Ali Ashtigo, a lead actor in “Lanier” who also served as a producer, approached Bush-Anderson about an idea for a horror movie surrounding the story of Oscarville and Lake Lanier about two years ago.
“We know there hasn’t been a movie made over Lake Lanier yet, so it was about time to go ahead and intertwine both ideas into one another,” Kunz-Anderson said.
The film, which was shot on Lake Lanier, follows a local detective who specializes in drownings and a fellow law enforcement officer vacationing at the lake as they confront the dark history of what lies beneath its waters.
“Writing a film inspired by true events can be both difficult and easy at the same time,” Kunz-Anderson said. “It’s somewhat easy because you kind of have an outline of events that have actually happened. Now we had to create an entire world — a modern-day world, since ‘Lanier’ is a modern-day movie — around those events and the people in those events. That’s the harder portion of it.

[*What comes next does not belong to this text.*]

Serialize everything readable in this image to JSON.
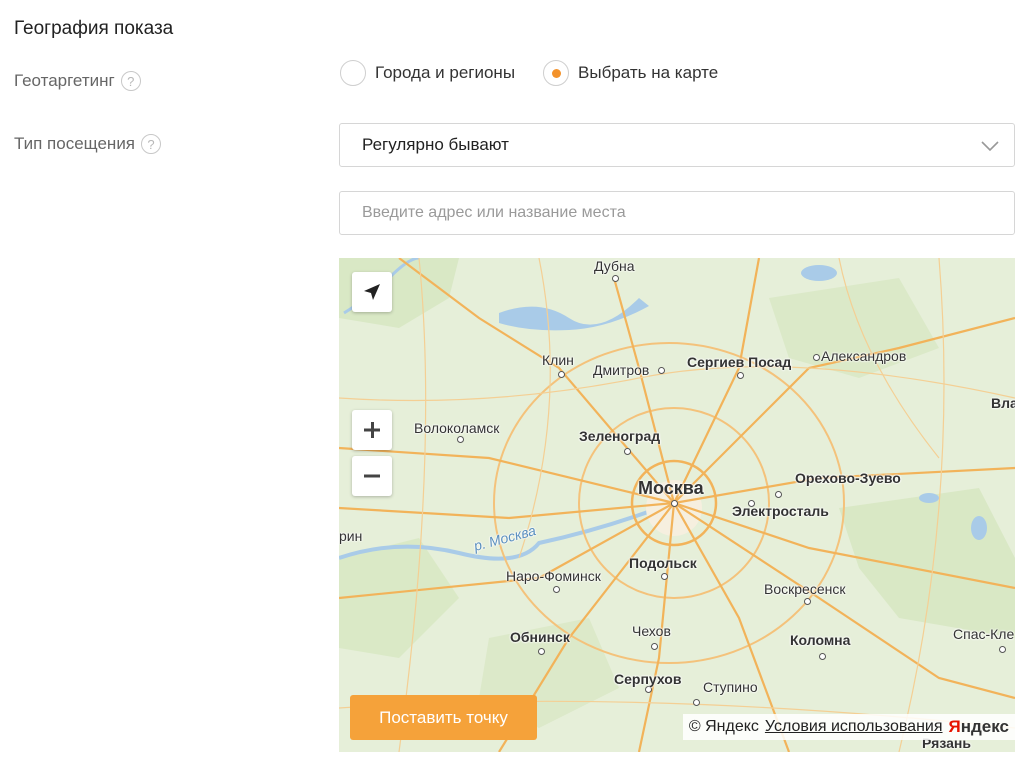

“We needed to intertwine the history with a modern-day story in a way that makes sense but also highlights the issues that come with said history and how those issues are still present to this day,” she continued. “I can confidently say that we did that. … (’Lanier’) touches on various topics of today’s problems in our society such as generational trauma. It’s definitely more than just a horror film.”
Midtown Atlanta resident John M. Johnson plays the role of James Wilson, a character central to the historical aspects of Oscarville that are presented in the film.
“You may not see me as much as other characters, but I am always present in some capacity,” Johnson said. “My character somewhat creates chaos, inner conflicts that seem impossible to be solved.”
Johnson said from the first table read of the script, when he had an opportunity to interact with some of the other cast members, the role just felt right.
“This was the type of role I’ve been looking for since I’ve been acting for the last seven years,” Johnson said. “It’s something that is based on a true story with a beautiful twist involved with it being a horror movie.”
“Lanier,” which is not yet rated, is slated to premiere Sept. 9 at Mode X Studio in Atlanta and Sept. 10 at Focal Center Theatre in Cumming before being released for video-on-demand Sept. 16. A digital release through providers such as Amazon, YouTube Movies, AppleTV and others is planned for October. To get tickets to either premiere, click here.
“I hope viewers enjoy the movie first and foremost,” said Jarrett Michael Collins, who plays Daniel Wilson. “I hope they are moved by the story and reflect on how the experience makes them feel. Given the film is inspired by a storied location and its interesting history, its connection to many is important and that’s not lost on the folks that put their best into this project.
“And hopefully it encourages people to continue to research about it, create more content and stories around it and generate more convo that informs,” he continued. “I think viewers can look forward to not only being educated a bit, but also really entertained.”
“We hope that people will understand that if you don’t believe in history — you’ll either become a part of it or it will continue to repeat itself,” Kunz-Anderson added. “… We’d love for people to acknowledge that there are really cities under Lake Lanier, like legitimate full houses, roads, and graveyards that make the lake also a dangerous place to swim in, which the countless deaths that have happened there can back up.”
Watch the official trailer for “Lanier” here.
FEATURED PHOTO: Donning a fedora, actor Chris Johnson, who plays Reed Johnson in the film “Lanier,” stands next to Lake Lanier to film a scene for the movie as crew member Jacob Wasden holds a boom mic overhead. Looking on are film investor Mike Schillis, center, who also portrays Andre Biggins in the film, and Cindy Kunz-Anderson, left, co-director, writer and executive producer for “Lanier.” Photos courtesy of “Lanier” movie.